> Action item:
Return each line of the data below unchanged, please.

- - -

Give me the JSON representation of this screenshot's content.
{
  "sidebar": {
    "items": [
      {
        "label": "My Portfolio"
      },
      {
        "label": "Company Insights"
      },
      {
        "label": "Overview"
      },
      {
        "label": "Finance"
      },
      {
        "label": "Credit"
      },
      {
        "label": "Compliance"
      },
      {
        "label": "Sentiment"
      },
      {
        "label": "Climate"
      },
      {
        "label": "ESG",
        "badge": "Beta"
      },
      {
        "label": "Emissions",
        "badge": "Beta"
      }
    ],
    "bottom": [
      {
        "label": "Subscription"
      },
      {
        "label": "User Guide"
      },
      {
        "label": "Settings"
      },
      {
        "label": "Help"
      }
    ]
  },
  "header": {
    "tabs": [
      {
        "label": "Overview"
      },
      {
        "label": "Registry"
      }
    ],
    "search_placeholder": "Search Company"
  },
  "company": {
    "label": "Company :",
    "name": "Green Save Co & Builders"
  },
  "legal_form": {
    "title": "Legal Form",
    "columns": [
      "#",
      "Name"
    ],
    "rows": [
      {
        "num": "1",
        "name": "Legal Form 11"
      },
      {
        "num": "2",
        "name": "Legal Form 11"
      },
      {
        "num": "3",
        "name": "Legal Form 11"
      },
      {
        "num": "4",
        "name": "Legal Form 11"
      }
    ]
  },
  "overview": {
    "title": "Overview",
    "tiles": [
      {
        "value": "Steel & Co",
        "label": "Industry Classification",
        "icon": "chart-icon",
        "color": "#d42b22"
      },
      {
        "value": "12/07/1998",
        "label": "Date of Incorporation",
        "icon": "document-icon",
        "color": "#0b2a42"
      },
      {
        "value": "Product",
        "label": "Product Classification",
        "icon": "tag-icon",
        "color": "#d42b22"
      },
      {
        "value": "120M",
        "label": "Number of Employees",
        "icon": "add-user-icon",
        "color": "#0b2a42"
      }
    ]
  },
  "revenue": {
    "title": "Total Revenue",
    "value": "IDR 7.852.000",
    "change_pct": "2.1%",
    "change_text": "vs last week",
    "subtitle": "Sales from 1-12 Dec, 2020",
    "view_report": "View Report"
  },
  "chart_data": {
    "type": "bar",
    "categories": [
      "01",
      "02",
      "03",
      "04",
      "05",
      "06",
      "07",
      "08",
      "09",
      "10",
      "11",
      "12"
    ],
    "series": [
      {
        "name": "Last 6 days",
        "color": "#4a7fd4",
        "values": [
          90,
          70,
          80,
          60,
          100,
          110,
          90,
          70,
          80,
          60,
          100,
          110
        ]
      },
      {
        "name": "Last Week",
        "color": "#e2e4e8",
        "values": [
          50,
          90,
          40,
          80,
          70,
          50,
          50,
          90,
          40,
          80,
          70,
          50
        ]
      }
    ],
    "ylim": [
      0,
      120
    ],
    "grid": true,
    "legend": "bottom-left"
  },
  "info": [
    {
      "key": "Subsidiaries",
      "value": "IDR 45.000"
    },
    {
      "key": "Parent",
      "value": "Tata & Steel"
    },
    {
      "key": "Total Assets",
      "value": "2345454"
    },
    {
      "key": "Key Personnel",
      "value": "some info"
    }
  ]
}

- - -

> Solved exercise:
Give me the JSON representation of this screenshot's content.
{
  "sidebar": {
    "items": [
      {
        "label": "My Portfolio"
      },
      {
        "label": "Company Insights"
      },
      {
        "label": "Overview"
      },
      {
        "label": "Finance"
      },
      {
        "label": "Credit"
      },
      {
        "label": "Compliance"
      },
      {
        "label": "Sentiment"
      },
      {
        "label": "Climate"
      },
      {
        "label": "ESG",
        "badge": "Beta"
      },
      {
        "label": "Emissions",
        "badge": "Beta"
      }
    ],
    "bottom": [
      {
        "label": "Subscription"
      },
      {
        "label": "User Guide"
      },
      {
        "label": "Settings"
      },
      {
        "label": "Help"
      }
    ]
  },
  "header": {
    "tabs": [
      {
        "label": "Overview"
      },
      {
        "label": "Registry"
      }
    ],
    "search_placeholder": "Search Company"
  },
  "company": {
    "label": "Company :",
    "name": "Green Save Co & Builders"
  },
  "legal_form": {
    "title": "Legal Form",
    "columns": [
      "#",
      "Name"
    ],
    "rows": [
      {
        "num": "1",
        "name": "Legal Form 11"
      },
      {
        "num": "2",
        "name": "Legal Form 11"
      },
      {
        "num": "3",
        "name": "Legal Form 11"
      },
      {
        "num": "4",
        "name": "Legal Form 11"
      }
    ]
  },
  "overview": {
    "title": "Overview",
    "tiles": [
      {
        "value": "Steel & Co",
        "label": "Industry Classification",
        "icon": "chart-icon",
        "color": "#d42b22"
      },
      {
        "value": "12/07/1998",
        "label": "Date of Incorporation",
        "icon": "document-icon",
        "color": "#0b2a42"
      },
      {
        "value": "Product",
        "label": "Product Classification",
        "icon": "tag-icon",
        "color": "#d42b22"
      },
      {
        "value": "120M",
        "label": "Number of Employees",
        "icon": "add-user-icon",
        "color": "#0b2a42"
      }
    ]
  },
  "revenue": {
    "title": "Total Revenue",
    "value": "IDR 7.852.000",
    "change_pct": "2.1%",
    "change_text": "vs last week",
    "subtitle": "Sales from 1-12 Dec, 2020",
    "view_report": "View Report"
  },
  "chart_data": {
    "type": "bar",
    "categories": [
      "01",
      "02",
      "03",
      "04",
      "05",
      "06",
      "07",
      "08",
      "09",
      "10",
      "11",
      "12"
    ],
    "series": [
      {
        "name": "Last 6 days",
        "color": "#4a7fd4",
        "values": [
          90,
          70,
          80,
          60,
          100,
          110,
          90,
          70,
          80,
          60,
          100,
          110
        ]
      },
      {
        "name": "Last Week",
        "color": "#e2e4e8",
        "values": [
          50,
          90,
          40,
          80,
          70,
          50,
          50,
          90,
          40,
          80,
          70,
          50
        ]
      }
    ],
    "ylim": [
      0,
      120
    ],
    "grid": true,
    "legend": "bottom-left"
  },
  "info": [
    {
      "key": "Subsidiaries",
      "value": "IDR 45.000"
    },
    {
      "key": "Parent",
      "value": "Tata & Steel"
    },
    {
      "key": "Total Assets",
      "value": "2345454"
    },
    {
      "key": "Key Personnel",
      "value": "some info"
    }
  ]
}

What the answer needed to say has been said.